▶ [Activity]: Quote every line below exactly and skip any picture.

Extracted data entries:
[Start of Attachment]

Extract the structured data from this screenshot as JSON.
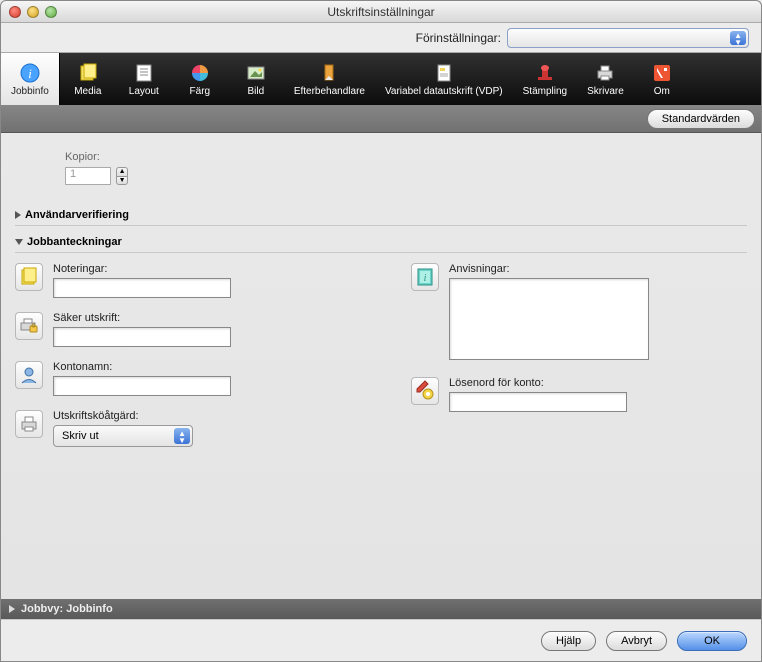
{
  "title": "Utskriftsinställningar",
  "presets": {
    "label": "Förinställningar:",
    "selected": ""
  },
  "tabs": [
    {
      "label": "Jobbinfo"
    },
    {
      "label": "Media"
    },
    {
      "label": "Layout"
    },
    {
      "label": "Färg"
    },
    {
      "label": "Bild"
    },
    {
      "label": "Efterbehandlare"
    },
    {
      "label": "Variabel datautskrift (VDP)"
    },
    {
      "label": "Stämpling"
    },
    {
      "label": "Skrivare"
    },
    {
      "label": "Om"
    }
  ],
  "defaults_button": "Standardvärden",
  "copies": {
    "label": "Kopior:",
    "value": "1"
  },
  "sections": {
    "user_verify": "Användarverifiering",
    "job_notes": "Jobbanteckningar"
  },
  "fields": {
    "notes": {
      "label": "Noteringar:"
    },
    "secure": {
      "label": "Säker utskrift:"
    },
    "account": {
      "label": "Kontonamn:"
    },
    "queue_action": {
      "label": "Utskriftsköåtgärd:",
      "value": "Skriv ut"
    },
    "instructions": {
      "label": "Anvisningar:"
    },
    "account_pw": {
      "label": "Lösenord för konto:"
    }
  },
  "statusbar": "Jobbvy: Jobbinfo",
  "buttons": {
    "help": "Hjälp",
    "cancel": "Avbryt",
    "ok": "OK"
  }
}
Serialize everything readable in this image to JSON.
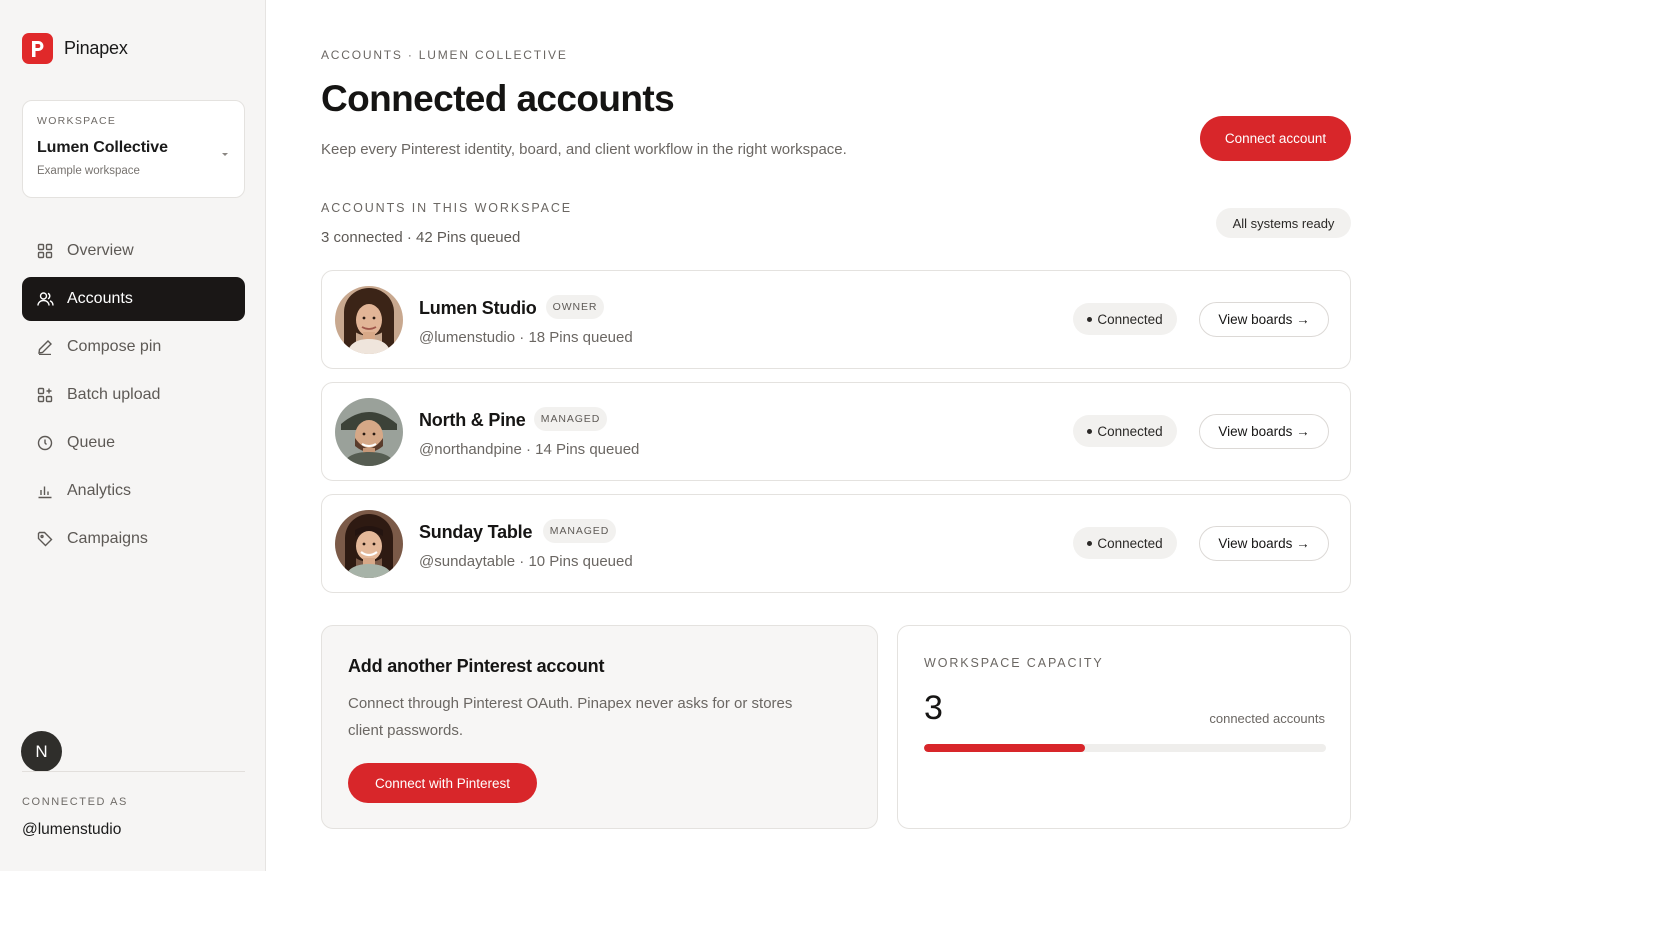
{
  "brand": {
    "name": "Pinapex",
    "logo_letter": "P",
    "icon": "pinapex-logo-icon",
    "color": "#e0292a"
  },
  "workspace": {
    "label": "WORKSPACE",
    "name": "Lumen Collective",
    "subtitle": "Example workspace",
    "icon": "chevron-down-icon"
  },
  "nav": [
    {
      "label": "Overview",
      "icon": "grid-icon",
      "active": false
    },
    {
      "label": "Accounts",
      "icon": "users-icon",
      "active": true
    },
    {
      "label": "Compose pin",
      "icon": "pencil-icon",
      "active": false
    },
    {
      "label": "Batch upload",
      "icon": "grid-plus-icon",
      "active": false
    },
    {
      "label": "Queue",
      "icon": "clock-icon",
      "active": false
    },
    {
      "label": "Analytics",
      "icon": "bar-chart-icon",
      "active": false
    },
    {
      "label": "Campaigns",
      "icon": "tag-icon",
      "active": false
    }
  ],
  "user": {
    "avatar_letter": "N",
    "connected_label": "CONNECTED AS",
    "handle": "@lumenstudio"
  },
  "header": {
    "breadcrumb": "ACCOUNTS · LUMEN COLLECTIVE",
    "title": "Connected accounts",
    "subtitle": "Keep every Pinterest identity, board, and client workflow in the right workspace.",
    "primary_button": "Connect account"
  },
  "accounts_section": {
    "label": "ACCOUNTS IN THIS WORKSPACE",
    "summary": "3 connected · 42 Pins queued",
    "status": "All systems ready"
  },
  "accounts": [
    {
      "name": "Lumen Studio",
      "role": "OWNER",
      "meta": "@lumenstudio · 18 Pins queued",
      "status": "Connected",
      "action": "View boards →"
    },
    {
      "name": "North & Pine",
      "role": "MANAGED",
      "meta": "@northandpine · 14 Pins queued",
      "status": "Connected",
      "action": "View boards →"
    },
    {
      "name": "Sunday Table",
      "role": "MANAGED",
      "meta": "@sundaytable · 10 Pins queued",
      "status": "Connected",
      "action": "View boards →"
    }
  ],
  "add_account": {
    "title": "Add another Pinterest account",
    "description": "Connect through Pinterest OAuth. Pinapex never asks for or stores client passwords.",
    "button": "Connect with Pinterest"
  },
  "capacity": {
    "label": "WORKSPACE CAPACITY",
    "value": "3",
    "unit": "connected accounts",
    "fill_fraction": 0.4
  },
  "colors": {
    "accent": "#d8262a",
    "active_nav": "#1a1716"
  }
}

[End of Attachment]

▶ [Exercise response]:
Extract the structured data from this screenshot as JSON.
{
  "title": "Utskriftsinställningar",
  "presets": {
    "label": "Förinställningar:",
    "selected": ""
  },
  "tabs": [
    {
      "label": "Jobbinfo"
    },
    {
      "label": "Media"
    },
    {
      "label": "Layout"
    },
    {
      "label": "Färg"
    },
    {
      "label": "Bild"
    },
    {
      "label": "Efterbehandlare"
    },
    {
      "label": "Variabel datautskrift (VDP)"
    },
    {
      "label": "Stämpling"
    },
    {
      "label": "Skrivare"
    },
    {
      "label": "Om"
    }
  ],
  "defaults_button": "Standardvärden",
  "copies": {
    "label": "Kopior:",
    "value": "1"
  },
  "sections": {
    "user_verify": "Användarverifiering",
    "job_notes": "Jobbanteckningar"
  },
  "fields": {
    "notes": {
      "label": "Noteringar:"
    },
    "secure": {
      "label": "Säker utskrift:"
    },
    "account": {
      "label": "Kontonamn:"
    },
    "queue_action": {
      "label": "Utskriftsköåtgärd:",
      "value": "Skriv ut"
    },
    "instructions": {
      "label": "Anvisningar:"
    },
    "account_pw": {
      "label": "Lösenord för konto:"
    }
  },
  "statusbar": "Jobbvy: Jobbinfo",
  "buttons": {
    "help": "Hjälp",
    "cancel": "Avbryt",
    "ok": "OK"
  }
}
Serialize everything readable in this image to JSON.
{
  "brand": {
    "name": "Pinapex",
    "logo_letter": "P",
    "icon": "pinapex-logo-icon",
    "color": "#e0292a"
  },
  "workspace": {
    "label": "WORKSPACE",
    "name": "Lumen Collective",
    "subtitle": "Example workspace",
    "icon": "chevron-down-icon"
  },
  "nav": [
    {
      "label": "Overview",
      "icon": "grid-icon",
      "active": false
    },
    {
      "label": "Accounts",
      "icon": "users-icon",
      "active": true
    },
    {
      "label": "Compose pin",
      "icon": "pencil-icon",
      "active": false
    },
    {
      "label": "Batch upload",
      "icon": "grid-plus-icon",
      "active": false
    },
    {
      "label": "Queue",
      "icon": "clock-icon",
      "active": false
    },
    {
      "label": "Analytics",
      "icon": "bar-chart-icon",
      "active": false
    },
    {
      "label": "Campaigns",
      "icon": "tag-icon",
      "active": false
    }
  ],
  "user": {
    "avatar_letter": "N",
    "connected_label": "CONNECTED AS",
    "handle": "@lumenstudio"
  },
  "header": {
    "breadcrumb": "ACCOUNTS · LUMEN COLLECTIVE",
    "title": "Connected accounts",
    "subtitle": "Keep every Pinterest identity, board, and client workflow in the right workspace.",
    "primary_button": "Connect account"
  },
  "accounts_section": {
    "label": "ACCOUNTS IN THIS WORKSPACE",
    "summary": "3 connected · 42 Pins queued",
    "status": "All systems ready"
  },
  "accounts": [
    {
      "name": "Lumen Studio",
      "role": "OWNER",
      "meta": "@lumenstudio · 18 Pins queued",
      "status": "Connected",
      "action": "View boards →"
    },
    {
      "name": "North & Pine",
      "role": "MANAGED",
      "meta": "@northandpine · 14 Pins queued",
      "status": "Connected",
      "action": "View boards →"
    },
    {
      "name": "Sunday Table",
      "role": "MANAGED",
      "meta": "@sundaytable · 10 Pins queued",
      "status": "Connected",
      "action": "View boards →"
    }
  ],
  "add_account": {
    "title": "Add another Pinterest account",
    "description": "Connect through Pinterest OAuth. Pinapex never asks for or stores client passwords.",
    "button": "Connect with Pinterest"
  },
  "capacity": {
    "label": "WORKSPACE CAPACITY",
    "value": "3",
    "unit": "connected accounts",
    "fill_fraction": 0.4
  },
  "colors": {
    "accent": "#d8262a",
    "active_nav": "#1a1716"
  }
}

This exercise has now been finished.